### What to produce:
Within the entries that follow, show each line where the word "title" occurs.

──────── Source material ────────

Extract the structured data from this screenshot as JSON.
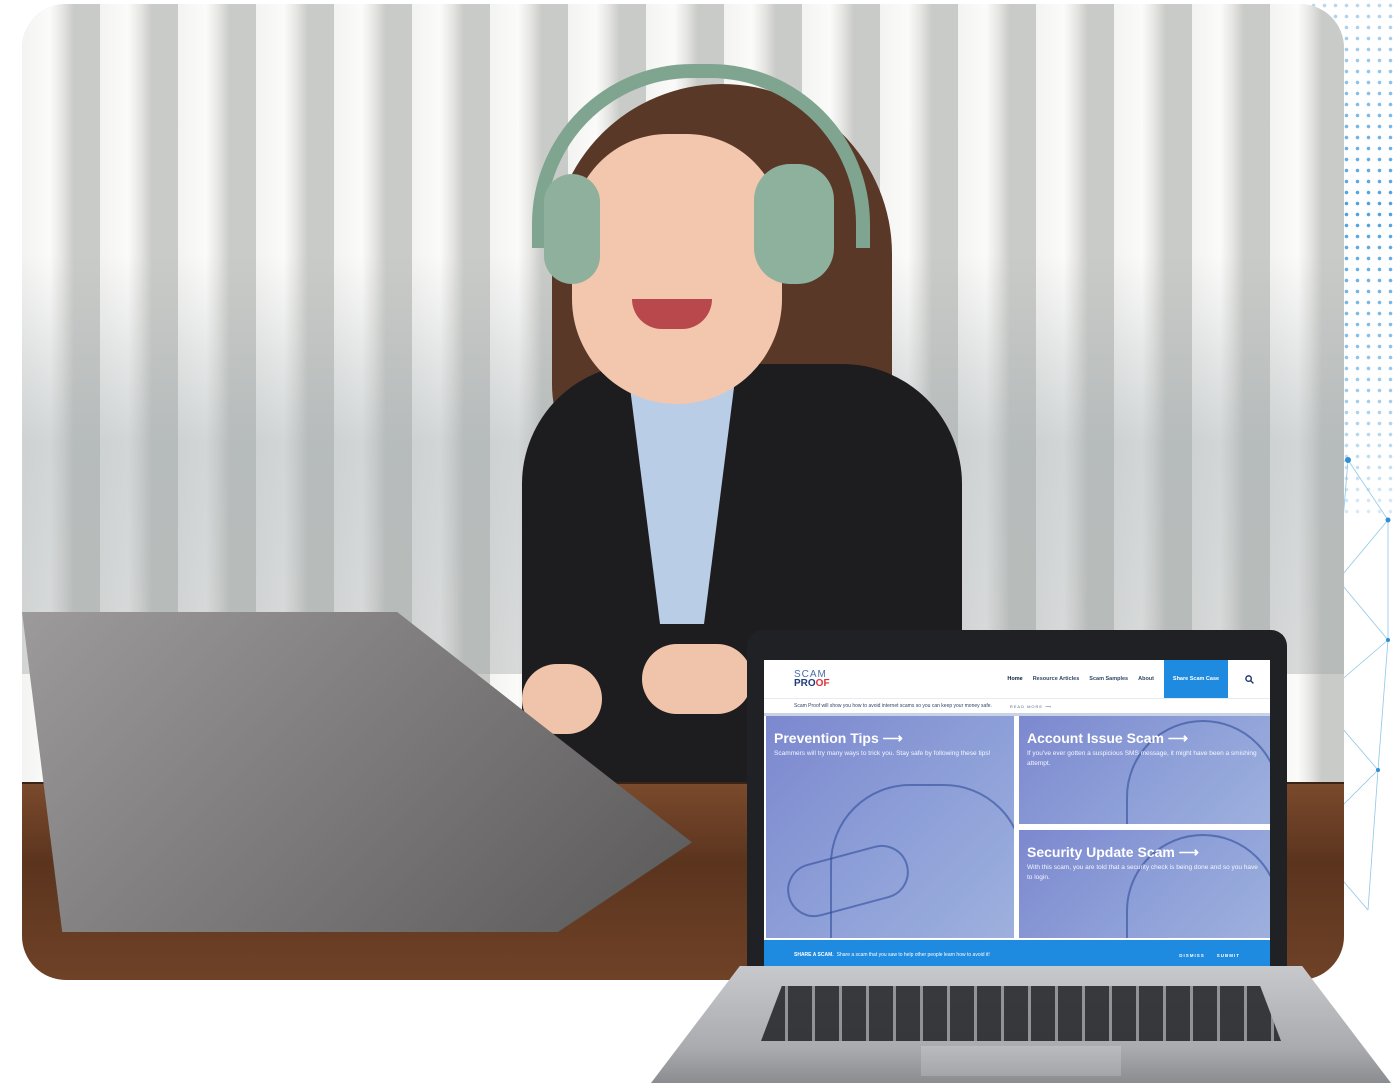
{
  "site": {
    "logo": {
      "line1": "SCAM",
      "line2_pre": "PRO",
      "line2_accent": "OF"
    },
    "nav": {
      "items": [
        "Home",
        "Resource Articles",
        "Scam Samples",
        "About"
      ],
      "cta_label": "Share Scam Case",
      "search_icon": "search-icon"
    },
    "announcement": {
      "text": "Scam Proof will show you how to avoid internet scams so you can keep your money safe.",
      "link": "READ MORE ⟶"
    },
    "cards": [
      {
        "title": "Prevention Tips ⟶",
        "text": "Scammers will try many ways to trick you. Stay safe by following these tips!"
      },
      {
        "title": "Account Issue Scam ⟶",
        "text": "If you've ever gotten a suspicious SMS message, it might have been a smishing attempt."
      },
      {
        "title": "Security Update Scam ⟶",
        "text": "With this scam, you are told that a security check is being done and so you have to login."
      }
    ],
    "share_bar": {
      "lead": "SHARE A SCAM.",
      "text": "Share a scam that you saw to help other people learn how to avoid it!",
      "dismiss": "DISMISS",
      "submit": "SUBMIT"
    }
  },
  "colors": {
    "accent": "#1e8ae0",
    "card_bg": "#7c88cf",
    "logo_accent": "#d9343d",
    "dots": "#2f8fd6"
  }
}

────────

### Answer below:
        "title": "Prevention Tips ⟶",
        "title": "Account Issue Scam ⟶",
        "title": "Security Update Scam ⟶",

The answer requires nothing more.